Please work out how many lines in the data below hold the word "body", and state only the number.

======

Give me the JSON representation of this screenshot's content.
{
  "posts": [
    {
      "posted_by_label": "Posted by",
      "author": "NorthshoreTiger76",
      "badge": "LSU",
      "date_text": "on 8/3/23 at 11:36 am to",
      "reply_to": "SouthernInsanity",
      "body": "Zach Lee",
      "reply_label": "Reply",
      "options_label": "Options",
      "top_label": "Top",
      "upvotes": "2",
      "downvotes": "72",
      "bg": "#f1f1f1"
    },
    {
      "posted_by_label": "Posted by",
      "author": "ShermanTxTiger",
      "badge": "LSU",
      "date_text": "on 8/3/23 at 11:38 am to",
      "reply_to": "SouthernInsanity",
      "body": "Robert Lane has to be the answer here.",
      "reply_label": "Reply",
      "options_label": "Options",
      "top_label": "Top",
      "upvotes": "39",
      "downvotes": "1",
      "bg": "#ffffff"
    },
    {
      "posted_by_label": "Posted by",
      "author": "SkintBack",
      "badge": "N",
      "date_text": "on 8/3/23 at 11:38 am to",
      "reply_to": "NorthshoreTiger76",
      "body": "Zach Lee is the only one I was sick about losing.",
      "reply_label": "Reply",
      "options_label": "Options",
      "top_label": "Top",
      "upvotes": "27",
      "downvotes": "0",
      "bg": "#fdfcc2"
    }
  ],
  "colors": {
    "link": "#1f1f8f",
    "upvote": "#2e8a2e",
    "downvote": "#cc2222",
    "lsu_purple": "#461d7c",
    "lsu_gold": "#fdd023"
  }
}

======

-- Reply to the exercise --
3